By: Laura Walton AFC®
to arrest you. You owe back taxes. You can avoid arrest by paying what you owe immediately. How soon can you get to a bank?” This is the gist of phone calls received recently by several Tucsonans. We all know that scam artists exist and even thrive but when you get the call, it’s anxiety producing nonetheless.
In one case, the caller even knew a few personal facts about the person – the sort of information that could have been obtained online and just enough to give the call some legitimacy. It’s easy to understand how some individuals fall into their trap.
We know the IRS doesn’t call but it still puts you on edge – could there be a problem with your taxes? In this case, the person called their accountant who happened to be on vacation. Their next call went to their financial advisor who assured them they were in good standing with the IRS and suggested their next call be to the sheriff who, in fact, verified they’d received several similar complaints recently.

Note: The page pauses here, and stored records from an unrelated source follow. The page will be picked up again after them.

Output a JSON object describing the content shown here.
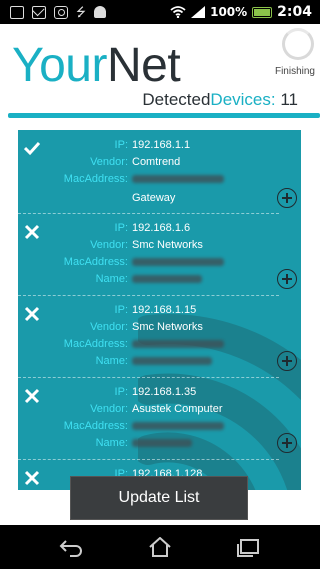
{
  "status_bar": {
    "battery_percent": "100%",
    "time": "2:04",
    "icons": [
      "image-icon",
      "mail-icon",
      "camera-icon",
      "usb-icon",
      "android-icon",
      "wifi-icon",
      "signal-icon",
      "battery-icon"
    ]
  },
  "header": {
    "logo_part1": "Your",
    "logo_part2": "Net",
    "scan_status": "Finishing",
    "detected_label_1": "Detected",
    "detected_label_2": "Devices:",
    "device_count": "11"
  },
  "labels": {
    "ip": "IP:",
    "vendor": "Vendor:",
    "mac": "MacAddress:",
    "name": "Name:"
  },
  "devices": [
    {
      "status": "check",
      "ip": "192.168.1.1",
      "vendor": "Comtrend",
      "name": "Gateway"
    },
    {
      "status": "cross",
      "ip": "192.168.1.6",
      "vendor": "Smc Networks",
      "name": ""
    },
    {
      "status": "cross",
      "ip": "192.168.1.15",
      "vendor": "Smc Networks",
      "name": ""
    },
    {
      "status": "cross",
      "ip": "192.168.1.35",
      "vendor": "Asustek Computer",
      "name": ""
    },
    {
      "status": "cross",
      "ip": "192.168.1.128",
      "vendor": "",
      "name": ""
    }
  ],
  "update_button": "Update List",
  "colors": {
    "accent": "#1ab0c4",
    "panel": "#1a9aaa",
    "label": "#3fe0f2"
  }
}
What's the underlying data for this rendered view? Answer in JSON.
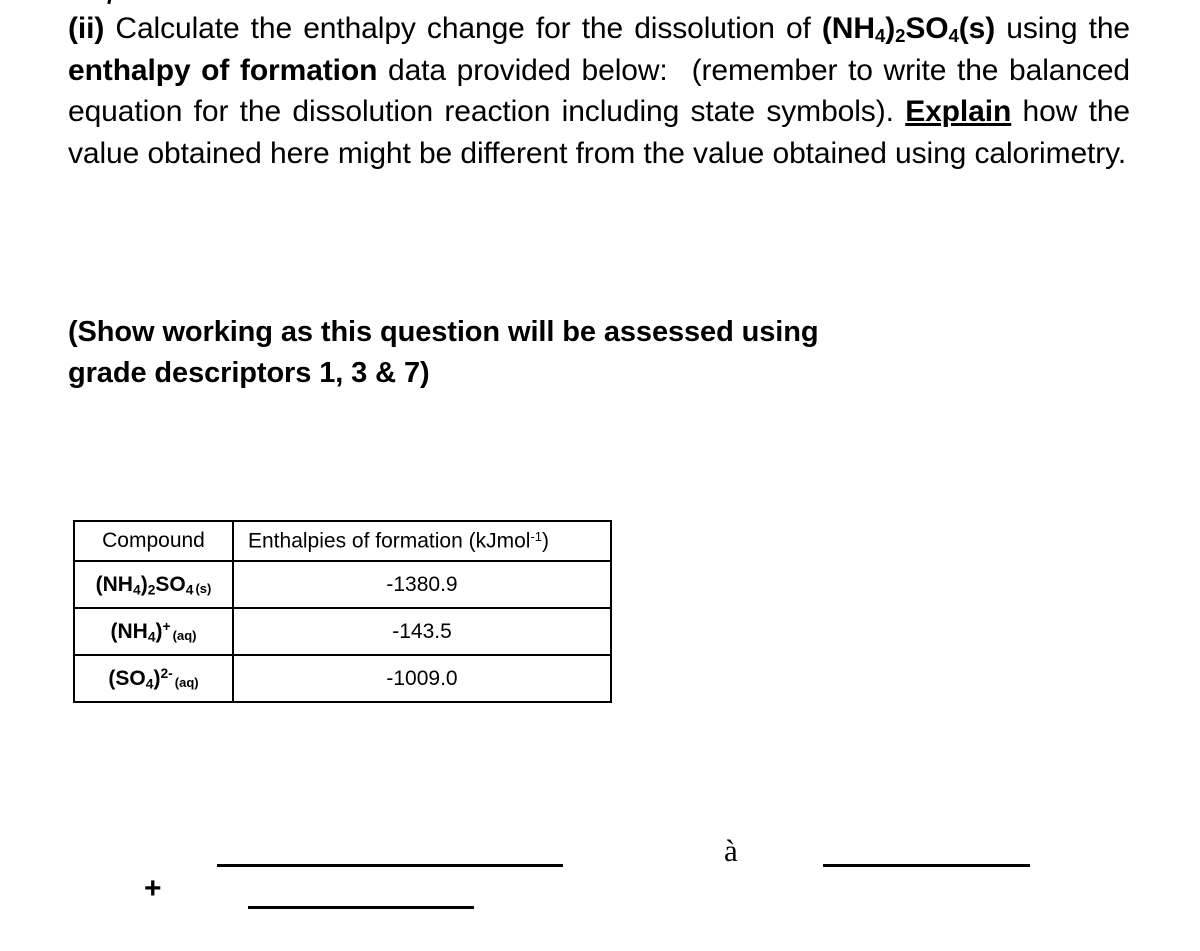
{
  "document": {
    "type": "exam-question-worksheet",
    "background_color": "#ffffff",
    "text_color": "#000000"
  },
  "question": {
    "label": "(ii)",
    "segment_1": "Calculate the enthalpy change for the dissolution of",
    "formula_bold": "(NH4)2SO4(s)",
    "formula_parts": {
      "open": "(NH",
      "sub1": "4",
      "close_sub": ")",
      "sub2": "2",
      "so": "SO",
      "sub3": "4",
      "state": "(s)"
    },
    "segment_2": "using the",
    "emphasis_1": "enthalpy of formation",
    "segment_3": "data provided below:",
    "segment_4": "(remember to write the balanced equation for the dissolution reaction including state symbols).",
    "emphasis_underlined": "Explain",
    "segment_5": "how the value obtained here might be different from the value obtained using calorimetry."
  },
  "note": {
    "line_1": "(Show working as this question will be assessed using",
    "line_2": "grade descriptors 1, 3 & 7)"
  },
  "table": {
    "headers": {
      "compound": "Compound",
      "enthalpies_prefix": "Enthalpies of formation (kJmol",
      "enthalpies_superscript": "-1",
      "enthalpies_suffix": ")"
    },
    "rows": [
      {
        "compound_display": "(NH4)2SO4 (s)",
        "formula": {
          "p1": "(NH",
          "s1": "4",
          "p2": ")",
          "s2": "2",
          "p3": "SO",
          "s3": "4",
          "state": "(s)"
        },
        "value": "-1380.9"
      },
      {
        "compound_display": "(NH4)+ (aq)",
        "formula": {
          "p1": "(NH",
          "s1": "4",
          "p2": ")",
          "sup": "+",
          "state": "(aq)"
        },
        "value": "-143.5"
      },
      {
        "compound_display": "(SO4)2- (aq)",
        "formula": {
          "p1": "(SO",
          "s1": "4",
          "p2": ")",
          "sup": "2-",
          "state": "(aq)"
        },
        "value": "-1009.0"
      }
    ]
  },
  "workspace": {
    "plus_symbol": "+",
    "arrow_glyph": "à",
    "answer_line_1": "",
    "answer_line_2": "",
    "answer_line_3": ""
  }
}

According to an article in Friday’s USA Today, these types of calls are on the rise. Here are some of their tactics:
- They mail or fax falsified forms to trick people into verifying personal information. They then use that information to file a fake tax return in your name.
- Some claim to be from the Federal Trade Commission and say they are helping to recover money lost to a scammer (that’s creative).
- They even have caller ID set up so that it appears the call is from a valid IRS phone number.
- Some are using robocall technology complete with a digitized voice. Given our high-tech culture this, oddly, lends some legitimacy to the call.
- “Help us help you” is used to suggest if you comply today you can avoid future fines and costs.
The Tucson version, “you owe the IRS”, has tricked over 3,000 people nationwide and netted the scammers over $15 million since October 2013. The highest loss reported by one person was $500,000.
If you get a call or know someone who does, call the sheriff and report the incident to the Treasury Inspector General for Tax Administration or TIGTA at 800-366-4484 at the integrity hotline. Consumers also can file a complaint at www.ftc.gov. Add the words “IRS telephone scam” to the comments in your complaint.